ASSIGNMENT – Please count the lines in the records below that include the word "overlay" and report only the total.

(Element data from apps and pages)

□ □ □ □ □ □ □

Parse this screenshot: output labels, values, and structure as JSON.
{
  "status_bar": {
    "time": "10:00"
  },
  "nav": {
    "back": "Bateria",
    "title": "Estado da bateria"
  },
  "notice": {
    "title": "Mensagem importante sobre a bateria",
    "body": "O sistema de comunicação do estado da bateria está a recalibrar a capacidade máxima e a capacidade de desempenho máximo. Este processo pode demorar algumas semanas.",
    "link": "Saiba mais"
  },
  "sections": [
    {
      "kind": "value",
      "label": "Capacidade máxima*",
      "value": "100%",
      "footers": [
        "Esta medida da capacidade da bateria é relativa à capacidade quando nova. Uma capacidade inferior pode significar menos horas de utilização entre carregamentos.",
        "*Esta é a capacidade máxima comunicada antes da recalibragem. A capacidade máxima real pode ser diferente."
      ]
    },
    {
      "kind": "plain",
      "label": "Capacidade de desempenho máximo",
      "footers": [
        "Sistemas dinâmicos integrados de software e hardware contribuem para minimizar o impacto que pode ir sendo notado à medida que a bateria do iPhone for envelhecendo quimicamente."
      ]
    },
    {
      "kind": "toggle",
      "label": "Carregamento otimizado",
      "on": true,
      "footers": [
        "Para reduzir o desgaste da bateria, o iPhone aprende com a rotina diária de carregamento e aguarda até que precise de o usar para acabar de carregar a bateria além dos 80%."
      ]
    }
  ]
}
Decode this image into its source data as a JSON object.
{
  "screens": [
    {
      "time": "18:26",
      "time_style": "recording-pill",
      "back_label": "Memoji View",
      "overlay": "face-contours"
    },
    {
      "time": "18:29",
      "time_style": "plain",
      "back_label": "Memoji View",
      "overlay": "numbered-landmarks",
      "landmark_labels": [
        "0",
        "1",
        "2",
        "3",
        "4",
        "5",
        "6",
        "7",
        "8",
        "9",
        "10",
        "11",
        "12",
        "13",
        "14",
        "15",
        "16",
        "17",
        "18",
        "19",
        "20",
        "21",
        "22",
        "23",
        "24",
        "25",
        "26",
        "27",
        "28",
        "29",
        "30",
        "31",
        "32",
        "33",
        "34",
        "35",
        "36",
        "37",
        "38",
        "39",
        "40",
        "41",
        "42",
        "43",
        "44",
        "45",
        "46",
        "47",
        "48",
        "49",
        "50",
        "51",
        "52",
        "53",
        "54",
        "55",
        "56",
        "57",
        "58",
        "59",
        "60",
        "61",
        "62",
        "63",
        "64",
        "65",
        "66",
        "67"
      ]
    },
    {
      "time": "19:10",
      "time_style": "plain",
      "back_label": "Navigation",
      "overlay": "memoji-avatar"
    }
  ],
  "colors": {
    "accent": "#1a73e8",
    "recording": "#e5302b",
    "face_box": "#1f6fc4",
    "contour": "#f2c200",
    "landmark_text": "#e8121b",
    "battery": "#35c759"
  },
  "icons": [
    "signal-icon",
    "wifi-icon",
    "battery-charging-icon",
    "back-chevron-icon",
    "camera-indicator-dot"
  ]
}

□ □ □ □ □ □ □

RESPONSE BOX – 3